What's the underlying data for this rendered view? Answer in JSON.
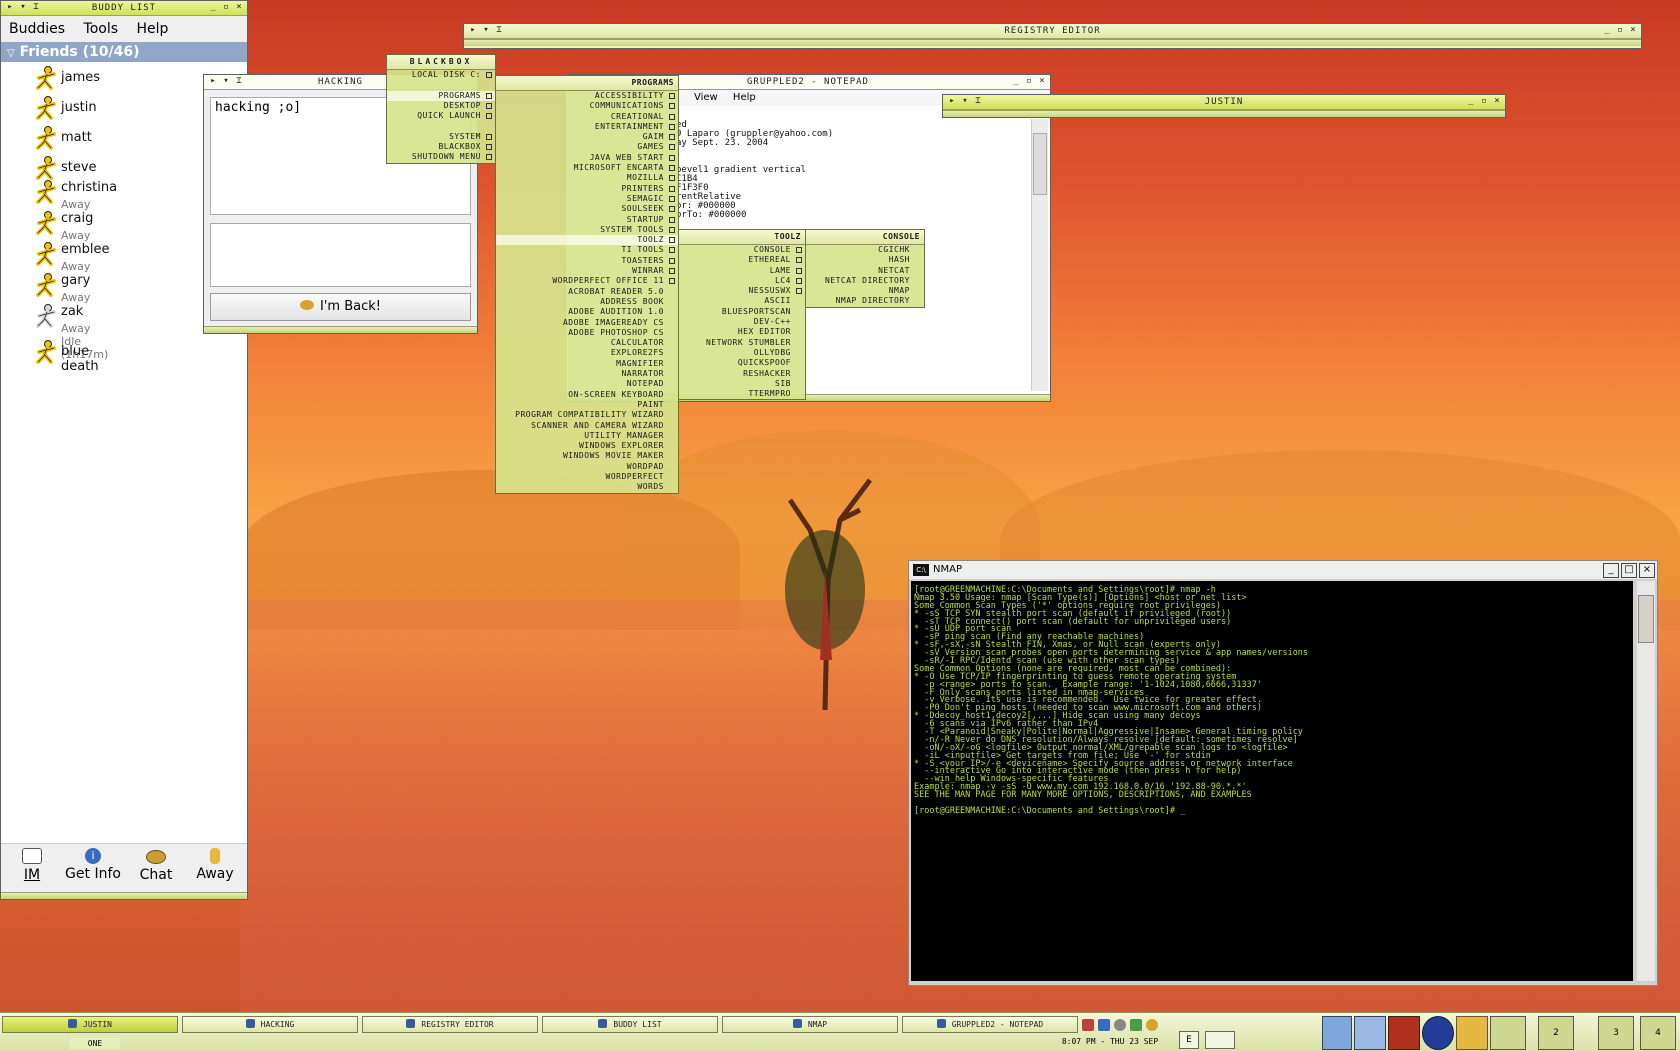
{
  "buddy_list": {
    "title": "BUDDY LIST",
    "menu": [
      "Buddies",
      "Tools",
      "Help"
    ],
    "group": "Friends (10/46)",
    "buddies": [
      {
        "name": "james",
        "status": ""
      },
      {
        "name": "justin",
        "status": ""
      },
      {
        "name": "matt",
        "status": ""
      },
      {
        "name": "steve",
        "status": ""
      },
      {
        "name": "christina",
        "status": "Away"
      },
      {
        "name": "craig",
        "status": "Away"
      },
      {
        "name": "emblee",
        "status": "Away"
      },
      {
        "name": "gary",
        "status": "Away"
      },
      {
        "name": "zak",
        "status": "Away Idle (1h17m)"
      },
      {
        "name": "blue death",
        "status": ""
      }
    ],
    "actions": [
      "IM",
      "Get Info",
      "Chat",
      "Away"
    ]
  },
  "hacking": {
    "title": "HACKING",
    "message": "hacking  ;o]",
    "back_button": "I'm Back!"
  },
  "registry_editor": {
    "title": "REGISTRY EDITOR"
  },
  "notepad": {
    "title": "GRUPPLED2 - NOTEPAD",
    "menu": [
      "View",
      "Help"
    ],
    "lines": [
      "ed",
      "9 Laparo (gruppler@yahoo.com)",
      "ay Sept. 23. 2004",
      "",
      "",
      "bevel1 gradient vertical",
      "C1B4",
      "F1F3F0",
      "rentRelative",
      "or: #000000",
      "orTo: #000000"
    ]
  },
  "justin_window": {
    "title": "JUSTIN"
  },
  "blackbox_menu": {
    "title": "BLACKBOX",
    "items": [
      "LOCAL DISK C:",
      "",
      "PROGRAMS",
      "DESKTOP",
      "QUICK LAUNCH",
      "",
      "SYSTEM",
      "BLACKBOX",
      "SHUTDOWN MENU"
    ]
  },
  "programs_menu": {
    "title": "PROGRAMS",
    "items": [
      "ACCESSIBILITY",
      "COMMUNICATIONS",
      "CREATIONAL",
      "ENTERTAINMENT",
      "GAIM",
      "GAMES",
      "JAVA WEB START",
      "MICROSOFT ENCARTA",
      "MOZILLA",
      "PRINTERS",
      "SEMAGIC",
      "SOULSEEK",
      "STARTUP",
      "SYSTEM TOOLS",
      "TOOLZ",
      "TI TOOLS",
      "TOASTERS",
      "WINRAR",
      "WORDPERFECT OFFICE 11",
      "ACROBAT READER 5.0",
      "ADDRESS BOOK",
      "ADOBE AUDITION 1.0",
      "ADOBE IMAGEREADY CS",
      "ADOBE PHOTOSHOP CS",
      "CALCULATOR",
      "EXPLORE2FS",
      "MAGNIFIER",
      "NARRATOR",
      "NOTEPAD",
      "ON-SCREEN KEYBOARD",
      "PAINT",
      "PROGRAM COMPATIBILITY WIZARD",
      "SCANNER AND CAMERA WIZARD",
      "UTILITY MANAGER",
      "WINDOWS EXPLORER",
      "WINDOWS MOVIE MAKER",
      "WORDPAD",
      "WORDPERFECT",
      "WORDS"
    ]
  },
  "toolz_menu": {
    "title": "TOOLZ",
    "items": [
      "CONSOLE",
      "ETHEREAL",
      "LAME",
      "LC4",
      "NESSUSWX",
      "ASCII",
      "BLUESPORTSCAN",
      "DEV-C++",
      "HEX EDITOR",
      "NETWORK STUMBLER",
      "OLLYDBG",
      "QUICKSPOOF",
      "RESHACKER",
      "SIB",
      "TTERMPRO"
    ]
  },
  "console_menu": {
    "title": "CONSOLE",
    "items": [
      "CGICHK",
      "HASH",
      "NETCAT",
      "NETCAT DIRECTORY",
      "NMAP",
      "NMAP DIRECTORY"
    ]
  },
  "nmap": {
    "title": "NMAP",
    "lines": [
      "[root@GREENMACHINE:C:\\Documents and Settings\\root]# nmap -h",
      "Nmap 3.50 Usage: nmap [Scan Type(s)] [Options] <host or net list>",
      "Some Common Scan Types ('*' options require root privileges)",
      "* -sS TCP SYN stealth port scan (default if privileged (root))",
      "  -sT TCP connect() port scan (default for unprivileged users)",
      "* -sU UDP port scan",
      "  -sP ping scan (Find any reachable machines)",
      "* -sF,-sX,-sN Stealth FIN, Xmas, or Null scan (experts only)",
      "  -sV Version scan probes open ports determining service & app names/versions",
      "  -sR/-I RPC/Identd scan (use with other scan types)",
      "Some Common Options (none are required, most can be combined):",
      "* -O Use TCP/IP fingerprinting to guess remote operating system",
      "  -p <range> ports to scan.  Example range: '1-1024,1080,6666,31337'",
      "  -F Only scans ports listed in nmap-services",
      "  -v Verbose. Its use is recommended.  Use twice for greater effect.",
      "  -P0 Don't ping hosts (needed to scan www.microsoft.com and others)",
      "* -Ddecoy_host1,decoy2[,...] Hide scan using many decoys",
      "  -6 scans via IPv6 rather than IPv4",
      "  -T <Paranoid|Sneaky|Polite|Normal|Aggressive|Insane> General timing policy",
      "  -n/-R Never do DNS resolution/Always resolve [default: sometimes resolve]",
      "  -oN/-oX/-oG <logfile> Output normal/XML/grepable scan logs to <logfile>",
      "  -iL <inputfile> Get targets from file; Use '-' for stdin",
      "* -S <your_IP>/-e <devicename> Specify source address or network interface",
      "  --interactive Go into interactive mode (then press h for help)",
      "  --win_help Windows-specific features",
      "Example: nmap -v -sS -O www.my.com 192.168.0.0/16 '192.88-90.*.*'",
      "SEE THE MAN PAGE FOR MANY MORE OPTIONS, DESCRIPTIONS, AND EXAMPLES",
      "",
      "[root@GREENMACHINE:C:\\Documents and Settings\\root]# _"
    ]
  },
  "taskbar": {
    "tasks": [
      "JUSTIN",
      "HACKING",
      "REGISTRY EDITOR",
      "BUDDY LIST",
      "NMAP",
      "GRUPPLED2 - NOTEPAD"
    ],
    "workspace": "ONE",
    "clock": "8:07 PM - THU 23 SEP",
    "pager": [
      "2",
      "3",
      "4"
    ]
  }
}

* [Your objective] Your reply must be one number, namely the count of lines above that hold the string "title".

* [Final answer] 10